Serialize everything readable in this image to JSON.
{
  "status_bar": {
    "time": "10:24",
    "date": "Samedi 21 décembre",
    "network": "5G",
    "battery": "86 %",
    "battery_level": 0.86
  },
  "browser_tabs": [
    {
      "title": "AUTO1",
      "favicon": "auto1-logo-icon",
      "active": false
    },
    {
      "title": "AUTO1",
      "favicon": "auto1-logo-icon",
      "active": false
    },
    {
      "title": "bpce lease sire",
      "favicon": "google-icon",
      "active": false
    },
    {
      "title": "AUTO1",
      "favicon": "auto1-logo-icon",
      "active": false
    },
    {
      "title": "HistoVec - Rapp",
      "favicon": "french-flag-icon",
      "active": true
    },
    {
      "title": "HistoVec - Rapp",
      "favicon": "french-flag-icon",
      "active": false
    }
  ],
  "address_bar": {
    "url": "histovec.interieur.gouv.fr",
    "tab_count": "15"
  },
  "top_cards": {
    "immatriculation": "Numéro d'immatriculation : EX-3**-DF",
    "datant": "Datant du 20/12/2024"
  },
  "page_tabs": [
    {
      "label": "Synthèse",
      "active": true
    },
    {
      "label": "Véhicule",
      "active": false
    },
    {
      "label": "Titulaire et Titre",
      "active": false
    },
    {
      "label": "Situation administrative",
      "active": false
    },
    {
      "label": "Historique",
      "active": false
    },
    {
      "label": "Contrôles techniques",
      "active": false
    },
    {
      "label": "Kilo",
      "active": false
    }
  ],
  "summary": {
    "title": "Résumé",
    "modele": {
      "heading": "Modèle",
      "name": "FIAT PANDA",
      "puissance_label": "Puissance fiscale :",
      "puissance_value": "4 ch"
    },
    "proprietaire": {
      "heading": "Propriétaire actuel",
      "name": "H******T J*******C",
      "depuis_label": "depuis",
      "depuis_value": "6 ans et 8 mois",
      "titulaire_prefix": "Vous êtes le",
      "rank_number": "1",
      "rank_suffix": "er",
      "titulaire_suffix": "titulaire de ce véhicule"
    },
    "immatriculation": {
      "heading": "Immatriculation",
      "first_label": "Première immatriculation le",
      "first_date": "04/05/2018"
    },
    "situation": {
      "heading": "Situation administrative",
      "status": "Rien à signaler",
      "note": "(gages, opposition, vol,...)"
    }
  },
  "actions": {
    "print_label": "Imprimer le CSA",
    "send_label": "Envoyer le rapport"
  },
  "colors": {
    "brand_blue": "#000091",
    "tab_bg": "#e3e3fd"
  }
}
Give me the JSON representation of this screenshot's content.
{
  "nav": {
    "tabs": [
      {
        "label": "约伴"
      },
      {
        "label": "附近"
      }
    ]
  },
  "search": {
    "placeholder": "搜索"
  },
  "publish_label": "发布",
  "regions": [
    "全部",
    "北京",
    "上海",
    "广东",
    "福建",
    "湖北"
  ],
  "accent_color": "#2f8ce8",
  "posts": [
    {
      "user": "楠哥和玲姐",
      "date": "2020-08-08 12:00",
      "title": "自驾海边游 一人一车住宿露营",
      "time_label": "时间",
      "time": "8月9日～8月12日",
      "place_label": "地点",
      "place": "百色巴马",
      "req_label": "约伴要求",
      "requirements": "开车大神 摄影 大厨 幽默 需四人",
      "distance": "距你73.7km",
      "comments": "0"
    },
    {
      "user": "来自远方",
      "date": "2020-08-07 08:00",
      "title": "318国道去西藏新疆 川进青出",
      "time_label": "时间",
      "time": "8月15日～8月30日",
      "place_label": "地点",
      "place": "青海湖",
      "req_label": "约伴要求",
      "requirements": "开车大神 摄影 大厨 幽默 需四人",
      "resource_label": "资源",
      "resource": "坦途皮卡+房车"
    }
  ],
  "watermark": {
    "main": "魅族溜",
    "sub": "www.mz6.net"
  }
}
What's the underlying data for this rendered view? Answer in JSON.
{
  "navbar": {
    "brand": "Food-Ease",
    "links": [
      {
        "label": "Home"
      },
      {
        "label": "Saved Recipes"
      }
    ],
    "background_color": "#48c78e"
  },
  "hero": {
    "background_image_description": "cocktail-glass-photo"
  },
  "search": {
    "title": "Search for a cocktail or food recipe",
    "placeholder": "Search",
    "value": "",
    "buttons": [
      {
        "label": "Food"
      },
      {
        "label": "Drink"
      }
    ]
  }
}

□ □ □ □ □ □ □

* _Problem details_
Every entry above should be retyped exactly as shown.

* _Task result_
Serialize everything readable in this image to JSON.
{
  "status_bar": {
    "time": "10:24",
    "date": "Samedi 21 décembre",
    "network": "5G",
    "battery": "86 %",
    "battery_level": 0.86
  },
  "browser_tabs": [
    {
      "title": "AUTO1",
      "favicon": "auto1-logo-icon",
      "active": false
    },
    {
      "title": "AUTO1",
      "favicon": "auto1-logo-icon",
      "active": false
    },
    {
      "title": "bpce lease sire",
      "favicon": "google-icon",
      "active": false
    },
    {
      "title": "AUTO1",
      "favicon": "auto1-logo-icon",
      "active": false
    },
    {
      "title": "HistoVec - Rapp",
      "favicon": "french-flag-icon",
      "active": true
    },
    {
      "title": "HistoVec - Rapp",
      "favicon": "french-flag-icon",
      "active": false
    }
  ],
  "address_bar": {
    "url": "histovec.interieur.gouv.fr",
    "tab_count": "15"
  },
  "top_cards": {
    "immatriculation": "Numéro d'immatriculation : EX-3**-DF",
    "datant": "Datant du 20/12/2024"
  },
  "page_tabs": [
    {
      "label": "Synthèse",
      "active": true
    },
    {
      "label": "Véhicule",
      "active": false
    },
    {
      "label": "Titulaire et Titre",
      "active": false
    },
    {
      "label": "Situation administrative",
      "active": false
    },
    {
      "label": "Historique",
      "active": false
    },
    {
      "label": "Contrôles techniques",
      "active": false
    },
    {
      "label": "Kilo",
      "active": false
    }
  ],
  "summary": {
    "title": "Résumé",
    "modele": {
      "heading": "Modèle",
      "name": "FIAT PANDA",
      "puissance_label": "Puissance fiscale :",
      "puissance_value": "4 ch"
    },
    "proprietaire": {
      "heading": "Propriétaire actuel",
      "name": "H******T J*******C",
      "depuis_label": "depuis",
      "depuis_value": "6 ans et 8 mois",
      "titulaire_prefix": "Vous êtes le",
      "rank_number": "1",
      "rank_suffix": "er",
      "titulaire_suffix": "titulaire de ce véhicule"
    },
    "immatriculation": {
      "heading": "Immatriculation",
      "first_label": "Première immatriculation le",
      "first_date": "04/05/2018"
    },
    "situation": {
      "heading": "Situation administrative",
      "status": "Rien à signaler",
      "note": "(gages, opposition, vol,...)"
    }
  },
  "actions": {
    "print_label": "Imprimer le CSA",
    "send_label": "Envoyer le rapport"
  },
  "colors": {
    "brand_blue": "#000091",
    "tab_bg": "#e3e3fd"
  }
}
Give me the JSON representation of this screenshot's content.
{
  "nav": {
    "tabs": [
      {
        "label": "约伴"
      },
      {
        "label": "附近"
      }
    ]
  },
  "search": {
    "placeholder": "搜索"
  },
  "publish_label": "发布",
  "regions": [
    "全部",
    "北京",
    "上海",
    "广东",
    "福建",
    "湖北"
  ],
  "accent_color": "#2f8ce8",
  "posts": [
    {
      "user": "楠哥和玲姐",
      "date": "2020-08-08 12:00",
      "title": "自驾海边游 一人一车住宿露营",
      "time_label": "时间",
      "time": "8月9日～8月12日",
      "place_label": "地点",
      "place": "百色巴马",
      "req_label": "约伴要求",
      "requirements": "开车大神 摄影 大厨 幽默 需四人",
      "distance": "距你73.7km",
      "comments": "0"
    },
    {
      "user": "来自远方",
      "date": "2020-08-07 08:00",
      "title": "318国道去西藏新疆 川进青出",
      "time_label": "时间",
      "time": "8月15日～8月30日",
      "place_label": "地点",
      "place": "青海湖",
      "req_label": "约伴要求",
      "requirements": "开车大神 摄影 大厨 幽默 需四人",
      "resource_label": "资源",
      "resource": "坦途皮卡+房车"
    }
  ],
  "watermark": {
    "main": "魅族溜",
    "sub": "www.mz6.net"
  }
}
What's the underlying data for this rendered view? Answer in JSON.
{
  "navbar": {
    "brand": "Food-Ease",
    "links": [
      {
        "label": "Home"
      },
      {
        "label": "Saved Recipes"
      }
    ],
    "background_color": "#48c78e"
  },
  "hero": {
    "background_image_description": "cocktail-glass-photo"
  },
  "search": {
    "title": "Search for a cocktail or food recipe",
    "placeholder": "Search",
    "value": "",
    "buttons": [
      {
        "label": "Food"
      },
      {
        "label": "Drink"
      }
    ]
  }
}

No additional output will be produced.